The difficulty for the attorneys – and certainly in this case – is that they are understandably reluctant to make such representations if everything is not absolutely clear on these points. So if the foreclosing plaintiff is unable to provide the information and a knowledgeable person to confirm it, counsel will be forced to refrain from submitting the affirmation.
The noted case was a bit odd in that plaintiff rejected the borrower’s answer as untimely and it involved some obscure practice requirements requiring entering a default within one year. But the peril is highlighted nonetheless. Here, sixteen months had passed after the borrower’s default and still no order of reference had been sought – because counsel was unable to present the required affirmation.
When the borrower moved to dismiss the action because more than one year had elapsed since the default, the court granted the motion. Here then it was not merely case delay incurred because there was no attorney affirmation; the entire action was gone.
While the court was possessed of the authority to do this, the “affirmation” requirement was designed not as a basis to dismiss foreclosures, but to assure accuracy in the process. The problem is that some courts are seizing upon regulations of this type to smash lenders.
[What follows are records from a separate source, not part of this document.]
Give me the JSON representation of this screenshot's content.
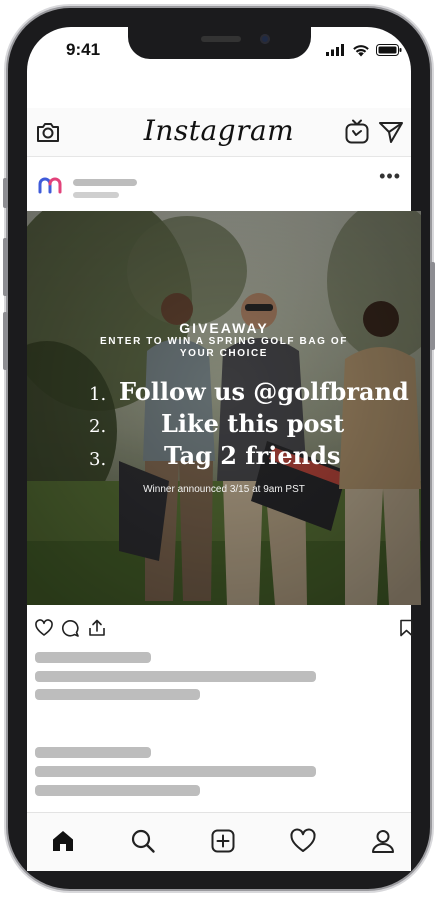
{
  "status_bar": {
    "time": "9:41",
    "icons": [
      "signal-icon",
      "wifi-icon",
      "battery-icon"
    ]
  },
  "header": {
    "app_name": "Instagram",
    "left_icon": "camera-icon",
    "right_icons": [
      "igtv-icon",
      "direct-message-icon"
    ]
  },
  "post": {
    "more_label": "•••",
    "image": {
      "title": "GIVEAWAY",
      "subtitle": "ENTER TO WIN A SPRING GOLF BAG OF YOUR CHOICE",
      "steps": [
        {
          "num": "1.",
          "text": "Follow us @golfbrand"
        },
        {
          "num": "2.",
          "text": "Like this post"
        },
        {
          "num": "3.",
          "text": "Tag 2 friends"
        }
      ],
      "footer": "Winner announced 3/15 at 9am PST"
    },
    "actions": [
      "like-icon",
      "comment-icon",
      "share-icon",
      "bookmark-icon"
    ]
  },
  "bottom_nav": [
    "home-icon",
    "search-icon",
    "new-post-icon",
    "activity-icon",
    "profile-icon"
  ],
  "colors": {
    "accent_blue": "#3f5bd9",
    "accent_pink": "#e2427a",
    "skeleton": "#bdbdbd"
  }
}
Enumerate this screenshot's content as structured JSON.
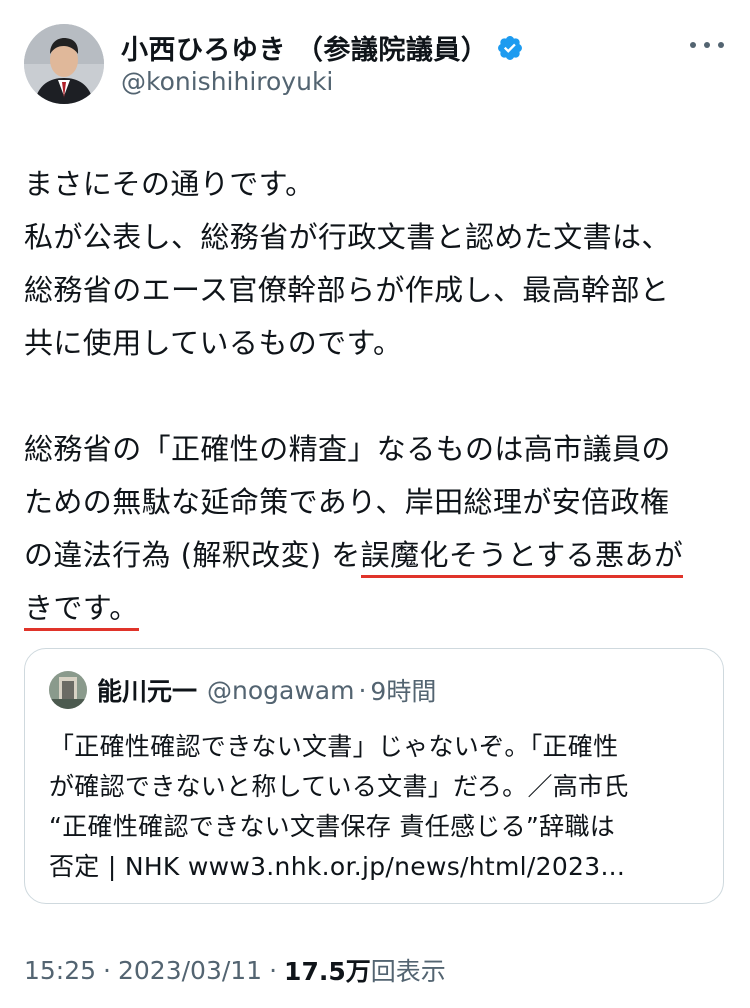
{
  "author": {
    "display_name": "小西ひろゆき （参議院議員）",
    "handle": "@konishihiroyuki",
    "verified": true
  },
  "tweet": {
    "lines": [
      "まさにその通りです。",
      "私が公表し、総務省が行政文書と認めた文書は、",
      "総務省のエース官僚幹部らが作成し、最高幹部と",
      "共に使用しているものです。",
      "",
      "総務省の「正確性の精査」なるものは高市議員の",
      "ための無駄な延命策であり、岸田総理が安倍政権"
    ],
    "line8_plain": "の違法行為 (解釈改変) を",
    "line8_underlined": "誤魔化そうとする悪あが",
    "line9_underlined": "きです。"
  },
  "quoted_tweet": {
    "display_name": "能川元一",
    "handle": "@nogawam",
    "separator": "·",
    "time": "9時間",
    "lines": [
      "「正確性確認できない文書」じゃないぞ。「正確性",
      "が確認できないと称している文書」だろ。／高市氏",
      "“正確性確認できない文書保存 責任感じる”辞職は",
      "否定 | NHK www3.nhk.or.jp/news/html/2023..."
    ]
  },
  "footer": {
    "time": "15:25",
    "sep1": "·",
    "date": "2023/03/11",
    "sep2": "·",
    "views_count": "17.5万",
    "views_label": "回表示"
  },
  "colors": {
    "verified_badge": "#1d9bf0",
    "underline": "#e0342a",
    "secondary_text": "#536471"
  }
}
It is both unfortunate and a startling lesson: foreclosure counsel must be timely given the backup to submit the attorney affirmation at whatever stage it may be required. Neglect to do so might lead to case dismissal.
Mr. Bergman, author of the four-volume treatise, Bergman on New York Mortgage Foreclosures, LexisNexis Matthew Bender (rev. 2017), is a partner with Berkman, Henoch, Peterson, Peddy & Fenchel, P.C. in Garden City, New York. He is also a member of the USFN, The American College of Real Estate Lawyers, The American College of Mortgage Attorneys, an adviser to the New York Times on foreclosure issues and writes a regular servicing column for the New York Law Journal. He is AV rated by Martindale-Hubbell, his biography appears in Who’s Who In American Law and he has been for years listed in Best Lawyers In America and New York Super Lawyers.